9.  Entrepreneurial class.  These are folks who come out of high school or college with an agenda, and are working their entire life to get ahead.  They vote mostly Conservative and latch onto political folks who talk tax reform or tax cuts.  Some will never get rich, although they might own their own Tasty Dip franchise, or run their own BP gas station.

10.  Farm class.  These are the folks who provide the pork for your table or the pecans for your pie.  They tend to split their vote.....going from one party this year because of what they think....to another party in four years.  They live a simple life and if they take five days a year off and visit relatives the next state over.....that might be it for a vacation.

I realize I am suggesting something radical.....but there just aren't three classes of people in America anymore.

My Neighborhood

We had an unusual event in DC over the weekend....a public summit.  The mayor came up with this idea....rent out an arena.....toss in enough tables for roughly 1,800 folks....and electronically connect each table to some network to register "votes".

The deal was that you'd come in and talk up a couple of topics....which always get folks excited.  Examples: cheap housing, corruption, traffic, police, fire protection, public education, libraries, etc.  Then folks around the tables would have some time to sell other folks at the table on the need for more cops, cheaper housing, or less corruption.  Eventually, some guy at the front would hollow out to take a vote to prioritize the four talking points, and they would register votes, then move onto the next topics.

There were several issues with this idea and the event.  First, there was no real money in the mayor's budget to cover the cost....$600k.  The city found some money and got donations to cover the rest.

Second, there was this rule tossed out early in the event....NO Twitter.  Folks got kinda upset about this and quickly voiced that you just couldn't stop them from Twiterring.  So the mayor's folks eventually backed down on that rule.

Third, no is real sure if this really does anything....except make 1,800 folks think they are part of the process.  My guess is that a huge portion of the players at this event....were community leaders and they go back to claim that they are part of the city's process.  They feel good....even if nothing ever happens.

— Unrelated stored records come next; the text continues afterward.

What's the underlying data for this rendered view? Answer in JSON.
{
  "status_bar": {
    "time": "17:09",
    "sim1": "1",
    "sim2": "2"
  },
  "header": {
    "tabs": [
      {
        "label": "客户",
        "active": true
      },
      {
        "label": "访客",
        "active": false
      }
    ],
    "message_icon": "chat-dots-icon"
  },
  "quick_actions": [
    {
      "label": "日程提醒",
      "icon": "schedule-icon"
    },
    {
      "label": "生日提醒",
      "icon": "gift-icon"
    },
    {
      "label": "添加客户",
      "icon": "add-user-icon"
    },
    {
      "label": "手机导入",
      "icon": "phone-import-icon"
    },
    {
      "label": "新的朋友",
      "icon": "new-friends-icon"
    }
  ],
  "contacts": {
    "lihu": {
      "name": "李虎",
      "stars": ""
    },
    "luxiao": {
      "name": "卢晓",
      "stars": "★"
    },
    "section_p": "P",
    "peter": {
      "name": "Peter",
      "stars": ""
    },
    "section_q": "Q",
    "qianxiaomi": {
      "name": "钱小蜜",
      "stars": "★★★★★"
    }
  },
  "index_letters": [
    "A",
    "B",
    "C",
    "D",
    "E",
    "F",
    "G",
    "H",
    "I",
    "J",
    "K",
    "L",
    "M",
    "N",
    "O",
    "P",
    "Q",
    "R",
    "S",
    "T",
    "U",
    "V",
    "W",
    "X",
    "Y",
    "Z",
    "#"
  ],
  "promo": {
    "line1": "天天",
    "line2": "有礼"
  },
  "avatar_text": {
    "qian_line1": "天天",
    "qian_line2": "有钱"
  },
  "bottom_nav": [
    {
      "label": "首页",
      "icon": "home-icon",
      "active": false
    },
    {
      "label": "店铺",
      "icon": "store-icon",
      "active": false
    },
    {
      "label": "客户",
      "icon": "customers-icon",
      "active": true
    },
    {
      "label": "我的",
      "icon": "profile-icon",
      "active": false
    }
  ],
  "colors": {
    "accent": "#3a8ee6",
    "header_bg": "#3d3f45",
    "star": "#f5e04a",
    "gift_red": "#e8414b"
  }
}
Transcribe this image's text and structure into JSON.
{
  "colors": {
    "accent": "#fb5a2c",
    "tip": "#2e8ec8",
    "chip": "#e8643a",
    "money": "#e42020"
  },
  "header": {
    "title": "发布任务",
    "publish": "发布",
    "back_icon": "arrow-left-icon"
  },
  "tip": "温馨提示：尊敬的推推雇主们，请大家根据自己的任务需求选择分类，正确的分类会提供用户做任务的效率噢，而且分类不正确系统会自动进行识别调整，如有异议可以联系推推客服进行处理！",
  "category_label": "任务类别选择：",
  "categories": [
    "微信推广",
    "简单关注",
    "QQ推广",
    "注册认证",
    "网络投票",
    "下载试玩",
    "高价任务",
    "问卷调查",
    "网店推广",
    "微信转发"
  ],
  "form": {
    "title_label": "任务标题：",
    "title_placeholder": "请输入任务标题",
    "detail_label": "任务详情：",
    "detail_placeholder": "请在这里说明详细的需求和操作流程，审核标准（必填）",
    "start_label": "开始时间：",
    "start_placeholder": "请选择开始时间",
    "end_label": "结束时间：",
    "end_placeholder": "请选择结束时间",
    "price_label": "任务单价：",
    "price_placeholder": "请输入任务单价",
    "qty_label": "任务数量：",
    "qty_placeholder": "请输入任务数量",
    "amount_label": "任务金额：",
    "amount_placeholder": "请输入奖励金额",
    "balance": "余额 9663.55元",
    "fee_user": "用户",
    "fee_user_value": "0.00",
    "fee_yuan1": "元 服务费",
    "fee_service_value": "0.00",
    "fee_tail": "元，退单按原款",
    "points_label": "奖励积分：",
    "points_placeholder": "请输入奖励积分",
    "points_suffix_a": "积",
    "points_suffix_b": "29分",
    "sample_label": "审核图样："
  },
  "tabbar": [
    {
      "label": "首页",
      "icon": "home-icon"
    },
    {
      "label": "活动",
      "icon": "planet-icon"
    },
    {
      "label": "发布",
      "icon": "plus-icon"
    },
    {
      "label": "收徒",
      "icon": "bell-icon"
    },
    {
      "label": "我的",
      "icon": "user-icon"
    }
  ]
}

The truth here is that you could gather eight guys off the street and probably get the same results in a matter of thirty minutes.  Political folks usually aren't willing to engage the public in that simple type of setting.  They want big results.

As the months go by, a couple of these established priorities will be worked on and the mayor will proudly proclaim that they did take three out of the top ten ideas....and made a success out of them.  In four years, we will likely repeat this exercise.  It makes folks feel good, and that usually make political folks feel good too.  Don't get excited here.....it's not we can all meet in some arena, discuss how we dislike the mayor and the city council.....then agree to fire the mayor or city council right there on the spot.  They'd never be stupid enough to allow that.